  5. Mary says:

    I have been part of several different critique groups, some online and some in person. But they were all with people who did not share my faith and it was difficult for me to develop a sense of community. I got tired of only being able to critique the writing style, when what I really wanted to speak up about was the content. Finally I decided that I just couldn’t take it anymore and that’s how I found CWG. I’m not terribly involved yet as I’m still very busy with school and such, but I hope to start seriously building some writing relationships once summer comes. The online conferences sound really good and–who knows?–maybe I could try to start up a Catholic writing group in the Chicago area, too!

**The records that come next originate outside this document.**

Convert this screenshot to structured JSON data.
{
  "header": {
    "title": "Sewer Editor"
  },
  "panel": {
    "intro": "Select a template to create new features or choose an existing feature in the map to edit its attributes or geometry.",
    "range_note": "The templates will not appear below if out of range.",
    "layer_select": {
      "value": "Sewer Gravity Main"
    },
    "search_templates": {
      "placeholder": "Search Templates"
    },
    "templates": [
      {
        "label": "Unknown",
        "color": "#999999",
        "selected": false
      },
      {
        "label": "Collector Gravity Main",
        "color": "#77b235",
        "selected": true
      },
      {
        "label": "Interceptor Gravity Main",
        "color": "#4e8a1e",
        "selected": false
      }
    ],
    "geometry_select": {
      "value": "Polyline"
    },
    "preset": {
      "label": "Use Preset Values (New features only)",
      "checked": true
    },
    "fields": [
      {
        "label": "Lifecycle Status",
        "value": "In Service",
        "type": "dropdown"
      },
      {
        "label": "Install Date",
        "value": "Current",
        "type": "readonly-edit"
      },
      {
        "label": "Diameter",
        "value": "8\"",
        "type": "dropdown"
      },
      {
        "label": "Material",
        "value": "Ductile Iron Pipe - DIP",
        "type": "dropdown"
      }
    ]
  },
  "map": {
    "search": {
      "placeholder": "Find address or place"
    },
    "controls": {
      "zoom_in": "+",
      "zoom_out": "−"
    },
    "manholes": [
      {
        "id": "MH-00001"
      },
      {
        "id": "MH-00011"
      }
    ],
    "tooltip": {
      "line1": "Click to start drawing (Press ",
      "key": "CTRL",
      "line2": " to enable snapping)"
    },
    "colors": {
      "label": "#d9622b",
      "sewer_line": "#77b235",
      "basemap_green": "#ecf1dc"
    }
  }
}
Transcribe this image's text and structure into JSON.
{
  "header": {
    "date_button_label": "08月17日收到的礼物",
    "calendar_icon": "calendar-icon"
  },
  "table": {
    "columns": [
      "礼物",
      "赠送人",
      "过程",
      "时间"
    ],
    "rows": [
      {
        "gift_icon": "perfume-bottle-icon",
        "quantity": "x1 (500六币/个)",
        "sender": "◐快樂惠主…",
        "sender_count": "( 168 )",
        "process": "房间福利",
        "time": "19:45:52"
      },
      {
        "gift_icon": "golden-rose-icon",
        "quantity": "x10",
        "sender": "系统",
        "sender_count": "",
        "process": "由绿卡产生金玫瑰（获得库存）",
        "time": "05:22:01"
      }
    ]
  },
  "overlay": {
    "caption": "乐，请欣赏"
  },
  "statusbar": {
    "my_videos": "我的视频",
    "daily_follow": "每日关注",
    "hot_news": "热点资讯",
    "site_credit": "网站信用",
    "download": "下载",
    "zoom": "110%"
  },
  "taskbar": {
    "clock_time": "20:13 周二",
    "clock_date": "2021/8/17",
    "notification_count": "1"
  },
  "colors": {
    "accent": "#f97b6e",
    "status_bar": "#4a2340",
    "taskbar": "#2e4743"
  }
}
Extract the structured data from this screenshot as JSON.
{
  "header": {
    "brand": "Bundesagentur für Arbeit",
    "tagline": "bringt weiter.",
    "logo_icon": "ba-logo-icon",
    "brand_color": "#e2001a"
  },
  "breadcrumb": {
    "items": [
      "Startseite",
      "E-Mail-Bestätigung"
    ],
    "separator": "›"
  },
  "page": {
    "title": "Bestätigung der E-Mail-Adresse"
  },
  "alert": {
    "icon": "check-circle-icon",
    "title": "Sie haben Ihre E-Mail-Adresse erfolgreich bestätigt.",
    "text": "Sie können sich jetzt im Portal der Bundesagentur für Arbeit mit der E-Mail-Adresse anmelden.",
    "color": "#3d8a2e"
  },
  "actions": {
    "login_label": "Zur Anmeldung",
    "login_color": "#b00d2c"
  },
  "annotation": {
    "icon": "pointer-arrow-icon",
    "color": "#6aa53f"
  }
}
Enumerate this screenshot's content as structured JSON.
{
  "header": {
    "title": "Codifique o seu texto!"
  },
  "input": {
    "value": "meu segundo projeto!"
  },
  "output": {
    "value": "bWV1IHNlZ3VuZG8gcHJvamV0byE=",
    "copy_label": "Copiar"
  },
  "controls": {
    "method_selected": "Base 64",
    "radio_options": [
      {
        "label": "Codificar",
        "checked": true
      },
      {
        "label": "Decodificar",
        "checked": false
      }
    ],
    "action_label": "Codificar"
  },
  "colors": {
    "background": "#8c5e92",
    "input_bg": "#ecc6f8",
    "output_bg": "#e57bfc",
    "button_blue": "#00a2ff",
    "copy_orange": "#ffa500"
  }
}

  6. Leslie Lynch says:

    Excellent points, Mary! That is exactly why CWG came to be, as far as I know. I wasn’t a founding member, but a Catholic community of writers is what I was looking for when I joined.

    I hope this post nudges folks to seek each other out within the organization; talk about a group of like-minded writers! And I’m excited to see that Nancy’s approach might work for you in Chicago!

    Best of luck to you!

  7. Don Mulcare says:

    Hi Leslie,

    Thanks again for your guidance. I’m looking forward to your guide book. So far, I’ve had mixed success with my crit group search. I’ve sent out two short stories, but there’s been no response. There may be a technical glitch in the web page. On the other side, I’ve seen two children’s stories that taught me quite a bit. I learned as the person providing the critique.

    I’ll continue to appreciate your advice.

    God Bless,


    • Leslie Lynch says:

      Hi, Don. I’m glad you’re getting mixed success, because the last time we corresponded, you were getting NO success! This is a step in the right direction! Don’t give up; you’ll find the right group soon. I have faith!

      Check with Jen Fitz about the website glitch question; she will at least be able to direct your question to the right person.

      Meanwhile, you are learning one of the most important things about critique groups: You learn the most by reading other people’s work. When you come back to your own, the light bulb goes on and you are finally able to see where your work needs improvement. At least, that’s how it works for me!

      Blessings – and happy writing!

  8. Don Mulcare says:

    Dear Leslie,

    I appreciate your continued kindness. Thanks to you progress has been made.

    The glitch with forum responses may be due to my unfamiliarity with the system. Sometimes it works, sometimes not. I’ll contact Jen as you suggest. We’re in touch about two other technical matters, so this can fit right in.

    The community of which you write, especially your participation in that community has certainly worked for me. I’m a believer. Along the way there have been many answers.

    Many thanks again,

    God bless!